## Available data
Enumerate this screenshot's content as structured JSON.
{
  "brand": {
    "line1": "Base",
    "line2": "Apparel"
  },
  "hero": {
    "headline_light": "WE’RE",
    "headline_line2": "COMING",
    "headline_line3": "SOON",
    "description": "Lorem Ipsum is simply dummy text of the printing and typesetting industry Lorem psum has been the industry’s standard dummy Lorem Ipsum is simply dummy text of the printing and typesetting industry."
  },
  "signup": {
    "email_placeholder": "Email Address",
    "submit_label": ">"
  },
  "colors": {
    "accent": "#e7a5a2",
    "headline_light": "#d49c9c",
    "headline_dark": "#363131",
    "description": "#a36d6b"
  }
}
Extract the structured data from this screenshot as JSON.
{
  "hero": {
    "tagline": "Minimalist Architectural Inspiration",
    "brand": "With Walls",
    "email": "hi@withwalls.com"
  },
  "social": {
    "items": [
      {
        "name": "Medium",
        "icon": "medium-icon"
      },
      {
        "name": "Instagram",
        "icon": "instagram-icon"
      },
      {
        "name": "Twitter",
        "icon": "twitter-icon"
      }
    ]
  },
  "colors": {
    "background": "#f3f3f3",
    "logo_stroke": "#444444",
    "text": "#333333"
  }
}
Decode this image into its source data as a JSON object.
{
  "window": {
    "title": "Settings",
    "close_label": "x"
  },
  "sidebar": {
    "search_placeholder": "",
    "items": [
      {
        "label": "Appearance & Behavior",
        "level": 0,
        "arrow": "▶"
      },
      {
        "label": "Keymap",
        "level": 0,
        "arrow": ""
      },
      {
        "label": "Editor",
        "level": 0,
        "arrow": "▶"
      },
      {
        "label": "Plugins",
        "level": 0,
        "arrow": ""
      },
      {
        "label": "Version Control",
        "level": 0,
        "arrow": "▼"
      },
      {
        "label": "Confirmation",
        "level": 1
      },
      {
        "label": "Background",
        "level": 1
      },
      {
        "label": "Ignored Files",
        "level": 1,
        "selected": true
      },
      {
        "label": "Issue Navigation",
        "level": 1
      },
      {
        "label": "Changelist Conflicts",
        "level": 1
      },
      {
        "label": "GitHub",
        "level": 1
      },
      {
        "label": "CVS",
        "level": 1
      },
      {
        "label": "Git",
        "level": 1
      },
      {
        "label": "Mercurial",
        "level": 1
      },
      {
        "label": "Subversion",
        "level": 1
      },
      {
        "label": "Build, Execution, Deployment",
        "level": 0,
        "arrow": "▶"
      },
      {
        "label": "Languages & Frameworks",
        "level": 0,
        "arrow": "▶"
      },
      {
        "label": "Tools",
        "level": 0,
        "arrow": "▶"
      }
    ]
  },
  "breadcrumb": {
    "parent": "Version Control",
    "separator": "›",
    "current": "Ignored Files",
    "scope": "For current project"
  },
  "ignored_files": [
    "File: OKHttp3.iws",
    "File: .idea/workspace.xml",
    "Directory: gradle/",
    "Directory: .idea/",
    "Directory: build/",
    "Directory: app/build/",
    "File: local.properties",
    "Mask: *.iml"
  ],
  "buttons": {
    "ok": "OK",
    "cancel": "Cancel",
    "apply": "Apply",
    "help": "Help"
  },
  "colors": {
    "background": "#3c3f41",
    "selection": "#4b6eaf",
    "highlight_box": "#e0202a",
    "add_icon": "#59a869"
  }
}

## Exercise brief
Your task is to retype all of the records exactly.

## Task solution
Enumerate this screenshot's content as structured JSON.
{
  "brand": {
    "line1": "Base",
    "line2": "Apparel"
  },
  "hero": {
    "headline_light": "WE’RE",
    "headline_line2": "COMING",
    "headline_line3": "SOON",
    "description": "Lorem Ipsum is simply dummy text of the printing and typesetting industry Lorem psum has been the industry’s standard dummy Lorem Ipsum is simply dummy text of the printing and typesetting industry."
  },
  "signup": {
    "email_placeholder": "Email Address",
    "submit_label": ">"
  },
  "colors": {
    "accent": "#e7a5a2",
    "headline_light": "#d49c9c",
    "headline_dark": "#363131",
    "description": "#a36d6b"
  }
}
Extract the structured data from this screenshot as JSON.
{
  "hero": {
    "tagline": "Minimalist Architectural Inspiration",
    "brand": "With Walls",
    "email": "hi@withwalls.com"
  },
  "social": {
    "items": [
      {
        "name": "Medium",
        "icon": "medium-icon"
      },
      {
        "name": "Instagram",
        "icon": "instagram-icon"
      },
      {
        "name": "Twitter",
        "icon": "twitter-icon"
      }
    ]
  },
  "colors": {
    "background": "#f3f3f3",
    "logo_stroke": "#444444",
    "text": "#333333"
  }
}
Decode this image into its source data as a JSON object.
{
  "window": {
    "title": "Settings",
    "close_label": "x"
  },
  "sidebar": {
    "search_placeholder": "",
    "items": [
      {
        "label": "Appearance & Behavior",
        "level": 0,
        "arrow": "▶"
      },
      {
        "label": "Keymap",
        "level": 0,
        "arrow": ""
      },
      {
        "label": "Editor",
        "level": 0,
        "arrow": "▶"
      },
      {
        "label": "Plugins",
        "level": 0,
        "arrow": ""
      },
      {
        "label": "Version Control",
        "level": 0,
        "arrow": "▼"
      },
      {
        "label": "Confirmation",
        "level": 1
      },
      {
        "label": "Background",
        "level": 1
      },
      {
        "label": "Ignored Files",
        "level": 1,
        "selected": true
      },
      {
        "label": "Issue Navigation",
        "level": 1
      },
      {
        "label": "Changelist Conflicts",
        "level": 1
      },
      {
        "label": "GitHub",
        "level": 1
      },
      {
        "label": "CVS",
        "level": 1
      },
      {
        "label": "Git",
        "level": 1
      },
      {
        "label": "Mercurial",
        "level": 1
      },
      {
        "label": "Subversion",
        "level": 1
      },
      {
        "label": "Build, Execution, Deployment",
        "level": 0,
        "arrow": "▶"
      },
      {
        "label": "Languages & Frameworks",
        "level": 0,
        "arrow": "▶"
      },
      {
        "label": "Tools",
        "level": 0,
        "arrow": "▶"
      }
    ]
  },
  "breadcrumb": {
    "parent": "Version Control",
    "separator": "›",
    "current": "Ignored Files",
    "scope": "For current project"
  },
  "ignored_files": [
    "File: OKHttp3.iws",
    "File: .idea/workspace.xml",
    "Directory: gradle/",
    "Directory: .idea/",
    "Directory: build/",
    "Directory: app/build/",
    "File: local.properties",
    "Mask: *.iml"
  ],
  "buttons": {
    "ok": "OK",
    "cancel": "Cancel",
    "apply": "Apply",
    "help": "Help"
  },
  "colors": {
    "background": "#3c3f41",
    "selection": "#4b6eaf",
    "highlight_box": "#e0202a",
    "add_icon": "#59a869"
  }
}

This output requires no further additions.